A recent Connecticut law, the Uniform Power of Attorney Act (the “Act”), went into effect on October 1, 2016, bringing many needed updates from the previous law.  Powers of Attorney Executed Prior to October 1, 2016 remain valid and in effect under the new Act. However, it may be highly beneficial for you execute an updated Power of Attorney to take advantage of the Act’s new features and expanded authority.

 

  • New Verification Procedures for Banks and other Financial Institutions.  Previously, Agents sometimes experienced difficulty in using a Power of Attorney.  Some financial institutions took the position that a Power of Attorney was “stale” (and therefore not acceptable) if they thought it was too old, measured by their own arbitrary period of time since the Principal executed the document.  The Act provides procedures Agents may use to enforce the bank’s acceptance of a valid Power of Attorney through the Probate Courts.  


  • Accounting and Recordkeeping Requirements for Agents.  The Act clarifies the Agent's accounting and recordkeeping responsibilities. The Agent is required to keep a record of all receipts, disbursements, and transactions.  In addition, the Agent may be required to provide an accounting at the request of family members, Elderly Protective Services, or anyone who demonstrates a “sufficient interest” in the Principal’s well-being.  A Principal has the option to decide to waive some or all of the recordkeeping and accounting requirements of their designated Agent.
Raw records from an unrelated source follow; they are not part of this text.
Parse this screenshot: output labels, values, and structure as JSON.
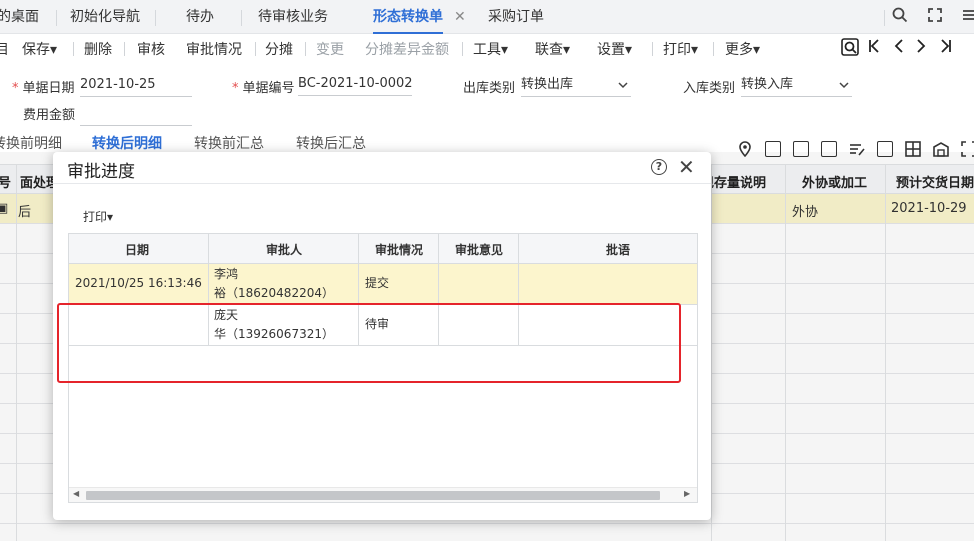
{
  "tabs": [
    {
      "label": "的桌面",
      "active": false
    },
    {
      "label": "初始化导航",
      "active": false
    },
    {
      "label": "待办",
      "active": false
    },
    {
      "label": "待审核业务",
      "active": false
    },
    {
      "label": "形态转换单",
      "active": true
    },
    {
      "label": "采购订单",
      "active": false
    }
  ],
  "tab_close_glyph": "✕",
  "window_icons": [
    "search-icon",
    "maximize-icon",
    "menu-icon"
  ],
  "toolbar": {
    "items": [
      {
        "label": "保存",
        "dropdown": true,
        "disabled": false
      },
      {
        "label": "删除",
        "dropdown": false,
        "disabled": false
      },
      {
        "label": "审核",
        "dropdown": false,
        "disabled": false
      },
      {
        "label": "审批情况",
        "dropdown": false,
        "disabled": false
      },
      {
        "label": "分摊",
        "dropdown": false,
        "disabled": false
      },
      {
        "label": "变更",
        "dropdown": false,
        "disabled": true
      },
      {
        "label": "分摊差异金额",
        "dropdown": false,
        "disabled": true
      },
      {
        "label": "工具",
        "dropdown": true,
        "disabled": false
      },
      {
        "label": "联查",
        "dropdown": true,
        "disabled": false
      },
      {
        "label": "设置",
        "dropdown": true,
        "disabled": false
      },
      {
        "label": "打印",
        "dropdown": true,
        "disabled": false
      },
      {
        "label": "更多",
        "dropdown": true,
        "disabled": false
      }
    ],
    "nav_icons": [
      "find-icon",
      "first-page-icon",
      "prev-page-icon",
      "next-page-icon",
      "last-page-icon"
    ]
  },
  "form": {
    "doc_date_label": "单据日期",
    "doc_date_value": "2021-10-25",
    "doc_no_label": "单据编号",
    "doc_no_value": "BC-2021-10-0002",
    "out_type_label": "出库类别",
    "out_type_value": "转换出库",
    "in_type_label": "入库类别",
    "in_type_value": "转换入库",
    "fee_label": "费用金额",
    "fee_value": ""
  },
  "subtabs": [
    {
      "label": "转换前明细",
      "active": false
    },
    {
      "label": "转换后明细",
      "active": true
    },
    {
      "label": "转换前汇总",
      "active": false
    },
    {
      "label": "转换后汇总",
      "active": false
    }
  ],
  "bg_table": {
    "headers": [
      "号",
      "面处理",
      "现存量说明",
      "外协或加工",
      "预计交货日期"
    ],
    "row1": [
      "",
      "后",
      "",
      "外协",
      "2021-10-29"
    ]
  },
  "dialog": {
    "title": "审批进度",
    "help_glyph": "?",
    "close_glyph": "✕",
    "print_label": "打印",
    "columns": [
      "日期",
      "审批人",
      "审批情况",
      "审批意见",
      "批语"
    ],
    "rows": [
      {
        "date": "2021/10/25 16:13:46",
        "approver_line1": "李鸿",
        "approver_line2": "裕（18620482204）",
        "status": "提交",
        "opinion": "",
        "remark": ""
      },
      {
        "date": "",
        "approver_line1": "庞天",
        "approver_line2": "华（13926067321）",
        "status": "待审",
        "opinion": "",
        "remark": ""
      }
    ]
  }
}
  • New Estate Planning Powers in the  standard Statutory Form.  The new statutory form includes several optional estate planning powers that may be given to the Agent.  These expanded estate planning powers may include the authority to change a beneficiary designation on a retirement account, authority to create and fund an inter vivos trust, and authority to make gifts. This flexibility is a broad power that should br granted carefully, but it can be crucial if you need to enter a nursing home and do asset protection planning for Medicaid Title XIX purposes. You may want to review your current Power of Attorney and consider including new powers or expanding any existing estate planning powers that you have already granted.


  • Digital Assets.  The Act does not automatically give Agents access to and control over digital assets of the Principal, such as social media and online banking accounts.  However, Connecticut’s Revised Uniform Fiduciary Access to Digital Assets Act, which also went into effect on October 1, 2016, provides that in order to allow Agents to access the Principal’s digital assets, customized provisions must be included in a Power of Attorney document. 


Call us today to review your old Power of Attorney or assist you in preparing updated documents.